Volkswagen Group (OTCMKTS: VLKPF) Has Tension With Partners as it Makes Move to Purchase Another JAC plant

In 2020, Volkswagen Group (OTCMKTS: VLKPF) bought a 75% stake in JAC, China. The purchase made the company a controlling partner. Volkswagen then took complete control of one of JAC’s plants in Hefei. The company made this move after Beijing abandoned laws that prevented foreign companies from buying majority shares in local companies.
Months after the purchase, Volkswagen is trying to increase its influence on the venture. As a result, there have been tensions among other Chinese shareholders who worry they will be cast aside.

Volkswagen plans to buy another JAC plant
Volkswagen is now in the midst of negotiations to buy another plant from JAC as it makes plans to expand its electric vehicles division. This decision has made its other partners in JAC, that is, FAW and SAIC, angry.
Buying another plant would enable Volkswagen to share less of the profits with its JAC partners. It would also allow them to make plans for the electric vehicles without negotiating with the partners. The company would have to move carefully because it gets 50% of its profits and 40% of its sales from China. Most of these profits come from its partnerships with FAW and SAIC Motors.


According to sources, Volkswagen will relocate a large proportion of its Beijing staff to Hefei. The company has created a beer garden around the Hefei facility to give employees a German atmosphere.
In a statement by Xiang Xingchu in 2020, they expected the partnership to make between 200,000 and 250,000 cars in 2025. In 2029, the company expected to produce between 350,000 and 400,000 vehicles. Volkswagen added that the new venture would not compete with its other ventures in China but instead be complementary.

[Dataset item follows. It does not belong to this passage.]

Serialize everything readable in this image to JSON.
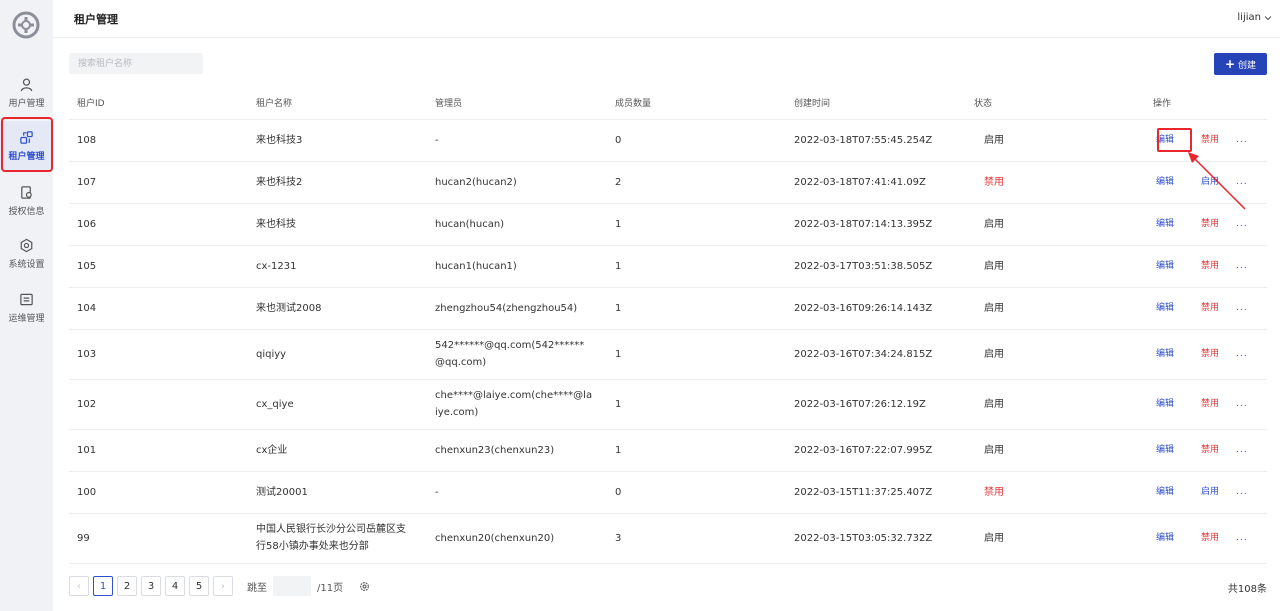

Tensions between Volkswagen and its partners are not new
In the past, FAW and SAIC helped Volkswagen gain success in the Chinese markets. The two companies now hope that Volkswagen will not abandon them.

Volkswagen has also had tensions with its partners in the past. For instance, in 2019, Volkswagen announced that it planned to increase stakes in its Chinese Ventures without negotiations with FAW and SAIC.
In 2018, SAIC planned to make electric cars in its MEB factory, a venture that Volkswagen did not support, even though the company has shown steady progress.